Could you retype every record below exactly as it appears?

DATASET RECORDS Start Marker

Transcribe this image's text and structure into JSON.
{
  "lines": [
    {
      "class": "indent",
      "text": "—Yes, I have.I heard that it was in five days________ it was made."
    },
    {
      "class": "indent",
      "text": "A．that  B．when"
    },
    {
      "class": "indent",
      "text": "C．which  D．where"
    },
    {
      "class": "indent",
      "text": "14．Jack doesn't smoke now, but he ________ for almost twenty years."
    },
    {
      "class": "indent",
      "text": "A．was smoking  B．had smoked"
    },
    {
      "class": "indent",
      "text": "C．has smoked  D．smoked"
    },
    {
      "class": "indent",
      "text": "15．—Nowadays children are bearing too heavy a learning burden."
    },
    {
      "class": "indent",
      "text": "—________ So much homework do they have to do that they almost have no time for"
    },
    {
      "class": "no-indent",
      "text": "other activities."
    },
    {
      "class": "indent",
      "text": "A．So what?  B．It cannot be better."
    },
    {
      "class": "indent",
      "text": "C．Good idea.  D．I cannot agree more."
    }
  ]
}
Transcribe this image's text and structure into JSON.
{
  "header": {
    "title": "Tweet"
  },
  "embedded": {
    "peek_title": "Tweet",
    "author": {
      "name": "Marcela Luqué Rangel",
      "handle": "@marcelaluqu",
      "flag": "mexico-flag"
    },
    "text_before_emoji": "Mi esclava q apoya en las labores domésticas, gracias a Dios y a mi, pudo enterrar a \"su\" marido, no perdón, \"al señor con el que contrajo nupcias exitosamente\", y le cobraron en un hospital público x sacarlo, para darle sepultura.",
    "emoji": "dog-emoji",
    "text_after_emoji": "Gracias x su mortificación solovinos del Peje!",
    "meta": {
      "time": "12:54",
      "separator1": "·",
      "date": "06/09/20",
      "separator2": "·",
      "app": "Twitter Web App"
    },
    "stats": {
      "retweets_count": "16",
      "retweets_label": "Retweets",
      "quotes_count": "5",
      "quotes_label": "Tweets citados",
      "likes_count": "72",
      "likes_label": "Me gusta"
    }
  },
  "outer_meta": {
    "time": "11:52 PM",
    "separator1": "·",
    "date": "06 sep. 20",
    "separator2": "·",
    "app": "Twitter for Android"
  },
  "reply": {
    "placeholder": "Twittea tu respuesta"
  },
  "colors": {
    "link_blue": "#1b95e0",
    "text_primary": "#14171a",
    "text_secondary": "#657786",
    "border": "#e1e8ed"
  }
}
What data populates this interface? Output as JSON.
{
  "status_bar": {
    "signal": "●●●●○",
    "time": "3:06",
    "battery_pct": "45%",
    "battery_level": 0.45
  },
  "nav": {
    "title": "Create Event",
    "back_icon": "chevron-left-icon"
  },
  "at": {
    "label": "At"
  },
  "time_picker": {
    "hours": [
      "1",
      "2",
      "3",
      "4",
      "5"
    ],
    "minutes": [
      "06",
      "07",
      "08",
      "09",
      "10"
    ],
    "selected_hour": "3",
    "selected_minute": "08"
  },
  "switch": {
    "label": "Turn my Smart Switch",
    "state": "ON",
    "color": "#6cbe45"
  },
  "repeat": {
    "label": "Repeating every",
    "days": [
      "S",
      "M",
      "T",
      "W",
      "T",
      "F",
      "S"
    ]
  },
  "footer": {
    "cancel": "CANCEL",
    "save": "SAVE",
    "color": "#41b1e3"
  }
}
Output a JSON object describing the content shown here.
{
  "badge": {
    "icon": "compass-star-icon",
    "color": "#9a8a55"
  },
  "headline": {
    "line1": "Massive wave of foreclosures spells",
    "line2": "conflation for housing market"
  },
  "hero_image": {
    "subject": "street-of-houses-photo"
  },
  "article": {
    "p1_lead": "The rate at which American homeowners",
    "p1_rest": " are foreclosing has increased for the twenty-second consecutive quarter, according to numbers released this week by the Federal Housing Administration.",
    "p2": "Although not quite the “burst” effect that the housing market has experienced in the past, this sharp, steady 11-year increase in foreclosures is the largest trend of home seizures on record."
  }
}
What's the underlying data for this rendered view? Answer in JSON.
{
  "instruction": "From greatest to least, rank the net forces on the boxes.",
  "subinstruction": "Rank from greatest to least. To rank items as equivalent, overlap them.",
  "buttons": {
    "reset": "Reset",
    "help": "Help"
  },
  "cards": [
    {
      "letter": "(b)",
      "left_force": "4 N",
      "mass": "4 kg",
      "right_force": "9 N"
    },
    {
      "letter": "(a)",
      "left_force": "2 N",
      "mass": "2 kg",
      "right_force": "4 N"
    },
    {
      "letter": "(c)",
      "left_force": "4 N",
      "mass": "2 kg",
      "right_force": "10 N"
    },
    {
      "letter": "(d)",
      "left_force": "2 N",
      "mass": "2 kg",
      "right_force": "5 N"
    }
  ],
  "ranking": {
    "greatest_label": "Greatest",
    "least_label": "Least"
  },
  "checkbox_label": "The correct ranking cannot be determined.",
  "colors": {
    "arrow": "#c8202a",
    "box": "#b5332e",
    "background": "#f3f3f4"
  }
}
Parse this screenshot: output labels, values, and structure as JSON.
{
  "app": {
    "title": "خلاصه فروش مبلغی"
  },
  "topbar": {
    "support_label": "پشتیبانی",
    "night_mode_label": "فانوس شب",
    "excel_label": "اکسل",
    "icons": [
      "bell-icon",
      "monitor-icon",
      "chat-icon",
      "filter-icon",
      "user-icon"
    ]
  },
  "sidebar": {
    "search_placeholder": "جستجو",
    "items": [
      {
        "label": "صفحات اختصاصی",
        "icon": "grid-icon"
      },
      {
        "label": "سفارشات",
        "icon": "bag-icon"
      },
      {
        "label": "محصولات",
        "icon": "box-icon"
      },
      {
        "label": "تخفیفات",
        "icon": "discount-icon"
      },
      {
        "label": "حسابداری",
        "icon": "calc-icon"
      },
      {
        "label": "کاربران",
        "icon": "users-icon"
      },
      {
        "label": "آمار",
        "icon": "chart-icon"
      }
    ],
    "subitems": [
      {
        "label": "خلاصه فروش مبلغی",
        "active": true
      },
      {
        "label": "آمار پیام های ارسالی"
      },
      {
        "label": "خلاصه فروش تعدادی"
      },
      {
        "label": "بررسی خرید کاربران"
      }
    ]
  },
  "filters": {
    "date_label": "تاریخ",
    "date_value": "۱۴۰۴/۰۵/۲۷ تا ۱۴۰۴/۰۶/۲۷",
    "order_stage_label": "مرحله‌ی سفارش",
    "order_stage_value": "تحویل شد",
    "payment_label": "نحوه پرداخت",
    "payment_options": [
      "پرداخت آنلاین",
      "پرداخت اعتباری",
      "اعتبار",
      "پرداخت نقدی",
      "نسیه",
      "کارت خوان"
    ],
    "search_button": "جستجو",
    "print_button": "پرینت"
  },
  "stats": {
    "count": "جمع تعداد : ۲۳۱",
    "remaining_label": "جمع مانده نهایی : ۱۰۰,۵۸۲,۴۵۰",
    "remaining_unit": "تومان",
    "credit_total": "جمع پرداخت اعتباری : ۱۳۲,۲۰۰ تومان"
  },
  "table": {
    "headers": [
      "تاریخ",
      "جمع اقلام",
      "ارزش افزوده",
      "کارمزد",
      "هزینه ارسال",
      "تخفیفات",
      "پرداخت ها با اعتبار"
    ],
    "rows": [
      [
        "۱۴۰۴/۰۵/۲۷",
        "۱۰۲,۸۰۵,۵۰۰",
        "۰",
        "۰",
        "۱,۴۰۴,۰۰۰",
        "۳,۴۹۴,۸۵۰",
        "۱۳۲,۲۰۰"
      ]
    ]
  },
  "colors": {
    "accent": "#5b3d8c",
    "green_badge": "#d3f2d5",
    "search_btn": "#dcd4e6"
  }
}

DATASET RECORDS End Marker

**TASK RESPONSE**
Transcribe this image's text and structure into JSON.
{
  "lines": [
    {
      "class": "indent",
      "text": "—Yes, I have.I heard that it was in five days________ it was made."
    },
    {
      "class": "indent",
      "text": "A．that  B．when"
    },
    {
      "class": "indent",
      "text": "C．which  D．where"
    },
    {
      "class": "indent",
      "text": "14．Jack doesn't smoke now, but he ________ for almost twenty years."
    },
    {
      "class": "indent",
      "text": "A．was smoking  B．had smoked"
    },
    {
      "class": "indent",
      "text": "C．has smoked  D．smoked"
    },
    {
      "class": "indent",
      "text": "15．—Nowadays children are bearing too heavy a learning burden."
    },
    {
      "class": "indent",
      "text": "—________ So much homework do they have to do that they almost have no time for"
    },
    {
      "class": "no-indent",
      "text": "other activities."
    },
    {
      "class": "indent",
      "text": "A．So what?  B．It cannot be better."
    },
    {
      "class": "indent",
      "text": "C．Good idea.  D．I cannot agree more."
    }
  ]
}
Transcribe this image's text and structure into JSON.
{
  "header": {
    "title": "Tweet"
  },
  "embedded": {
    "peek_title": "Tweet",
    "author": {
      "name": "Marcela Luqué Rangel",
      "handle": "@marcelaluqu",
      "flag": "mexico-flag"
    },
    "text_before_emoji": "Mi esclava q apoya en las labores domésticas, gracias a Dios y a mi, pudo enterrar a \"su\" marido, no perdón, \"al señor con el que contrajo nupcias exitosamente\", y le cobraron en un hospital público x sacarlo, para darle sepultura.",
    "emoji": "dog-emoji",
    "text_after_emoji": "Gracias x su mortificación solovinos del Peje!",
    "meta": {
      "time": "12:54",
      "separator1": "·",
      "date": "06/09/20",
      "separator2": "·",
      "app": "Twitter Web App"
    },
    "stats": {
      "retweets_count": "16",
      "retweets_label": "Retweets",
      "quotes_count": "5",
      "quotes_label": "Tweets citados",
      "likes_count": "72",
      "likes_label": "Me gusta"
    }
  },
  "outer_meta": {
    "time": "11:52 PM",
    "separator1": "·",
    "date": "06 sep. 20",
    "separator2": "·",
    "app": "Twitter for Android"
  },
  "reply": {
    "placeholder": "Twittea tu respuesta"
  },
  "colors": {
    "link_blue": "#1b95e0",
    "text_primary": "#14171a",
    "text_secondary": "#657786",
    "border": "#e1e8ed"
  }
}
What data populates this interface? Output as JSON.
{
  "status_bar": {
    "signal": "●●●●○",
    "time": "3:06",
    "battery_pct": "45%",
    "battery_level": 0.45
  },
  "nav": {
    "title": "Create Event",
    "back_icon": "chevron-left-icon"
  },
  "at": {
    "label": "At"
  },
  "time_picker": {
    "hours": [
      "1",
      "2",
      "3",
      "4",
      "5"
    ],
    "minutes": [
      "06",
      "07",
      "08",
      "09",
      "10"
    ],
    "selected_hour": "3",
    "selected_minute": "08"
  },
  "switch": {
    "label": "Turn my Smart Switch",
    "state": "ON",
    "color": "#6cbe45"
  },
  "repeat": {
    "label": "Repeating every",
    "days": [
      "S",
      "M",
      "T",
      "W",
      "T",
      "F",
      "S"
    ]
  },
  "footer": {
    "cancel": "CANCEL",
    "save": "SAVE",
    "color": "#41b1e3"
  }
}
Output a JSON object describing the content shown here.
{
  "badge": {
    "icon": "compass-star-icon",
    "color": "#9a8a55"
  },
  "headline": {
    "line1": "Massive wave of foreclosures spells",
    "line2": "conflation for housing market"
  },
  "hero_image": {
    "subject": "street-of-houses-photo"
  },
  "article": {
    "p1_lead": "The rate at which American homeowners",
    "p1_rest": " are foreclosing has increased for the twenty-second consecutive quarter, according to numbers released this week by the Federal Housing Administration.",
    "p2": "Although not quite the “burst” effect that the housing market has experienced in the past, this sharp, steady 11-year increase in foreclosures is the largest trend of home seizures on record."
  }
}
What's the underlying data for this rendered view? Answer in JSON.
{
  "instruction": "From greatest to least, rank the net forces on the boxes.",
  "subinstruction": "Rank from greatest to least. To rank items as equivalent, overlap them.",
  "buttons": {
    "reset": "Reset",
    "help": "Help"
  },
  "cards": [
    {
      "letter": "(b)",
      "left_force": "4 N",
      "mass": "4 kg",
      "right_force": "9 N"
    },
    {
      "letter": "(a)",
      "left_force": "2 N",
      "mass": "2 kg",
      "right_force": "4 N"
    },
    {
      "letter": "(c)",
      "left_force": "4 N",
      "mass": "2 kg",
      "right_force": "10 N"
    },
    {
      "letter": "(d)",
      "left_force": "2 N",
      "mass": "2 kg",
      "right_force": "5 N"
    }
  ],
  "ranking": {
    "greatest_label": "Greatest",
    "least_label": "Least"
  },
  "checkbox_label": "The correct ranking cannot be determined.",
  "colors": {
    "arrow": "#c8202a",
    "box": "#b5332e",
    "background": "#f3f3f4"
  }
}
Parse this screenshot: output labels, values, and structure as JSON.
{
  "app": {
    "title": "خلاصه فروش مبلغی"
  },
  "topbar": {
    "support_label": "پشتیبانی",
    "night_mode_label": "فانوس شب",
    "excel_label": "اکسل",
    "icons": [
      "bell-icon",
      "monitor-icon",
      "chat-icon",
      "filter-icon",
      "user-icon"
    ]
  },
  "sidebar": {
    "search_placeholder": "جستجو",
    "items": [
      {
        "label": "صفحات اختصاصی",
        "icon": "grid-icon"
      },
      {
        "label": "سفارشات",
        "icon": "bag-icon"
      },
      {
        "label": "محصولات",
        "icon": "box-icon"
      },
      {
        "label": "تخفیفات",
        "icon": "discount-icon"
      },
      {
        "label": "حسابداری",
        "icon": "calc-icon"
      },
      {
        "label": "کاربران",
        "icon": "users-icon"
      },
      {
        "label": "آمار",
        "icon": "chart-icon"
      }
    ],
    "subitems": [
      {
        "label": "خلاصه فروش مبلغی",
        "active": true
      },
      {
        "label": "آمار پیام های ارسالی"
      },
      {
        "label": "خلاصه فروش تعدادی"
      },
      {
        "label": "بررسی خرید کاربران"
      }
    ]
  },
  "filters": {
    "date_label": "تاریخ",
    "date_value": "۱۴۰۴/۰۵/۲۷ تا ۱۴۰۴/۰۶/۲۷",
    "order_stage_label": "مرحله‌ی سفارش",
    "order_stage_value": "تحویل شد",
    "payment_label": "نحوه پرداخت",
    "payment_options": [
      "پرداخت آنلاین",
      "پرداخت اعتباری",
      "اعتبار",
      "پرداخت نقدی",
      "نسیه",
      "کارت خوان"
    ],
    "search_button": "جستجو",
    "print_button": "پرینت"
  },
  "stats": {
    "count": "جمع تعداد : ۲۳۱",
    "remaining_label": "جمع مانده نهایی : ۱۰۰,۵۸۲,۴۵۰",
    "remaining_unit": "تومان",
    "credit_total": "جمع پرداخت اعتباری : ۱۳۲,۲۰۰ تومان"
  },
  "table": {
    "headers": [
      "تاریخ",
      "جمع اقلام",
      "ارزش افزوده",
      "کارمزد",
      "هزینه ارسال",
      "تخفیفات",
      "پرداخت ها با اعتبار"
    ],
    "rows": [
      [
        "۱۴۰۴/۰۵/۲۷",
        "۱۰۲,۸۰۵,۵۰۰",
        "۰",
        "۰",
        "۱,۴۰۴,۰۰۰",
        "۳,۴۹۴,۸۵۰",
        "۱۳۲,۲۰۰"
      ]
    ]
  },
  "colors": {
    "accent": "#5b3d8c",
    "green_badge": "#d3f2d5",
    "search_btn": "#dcd4e6"
  }
}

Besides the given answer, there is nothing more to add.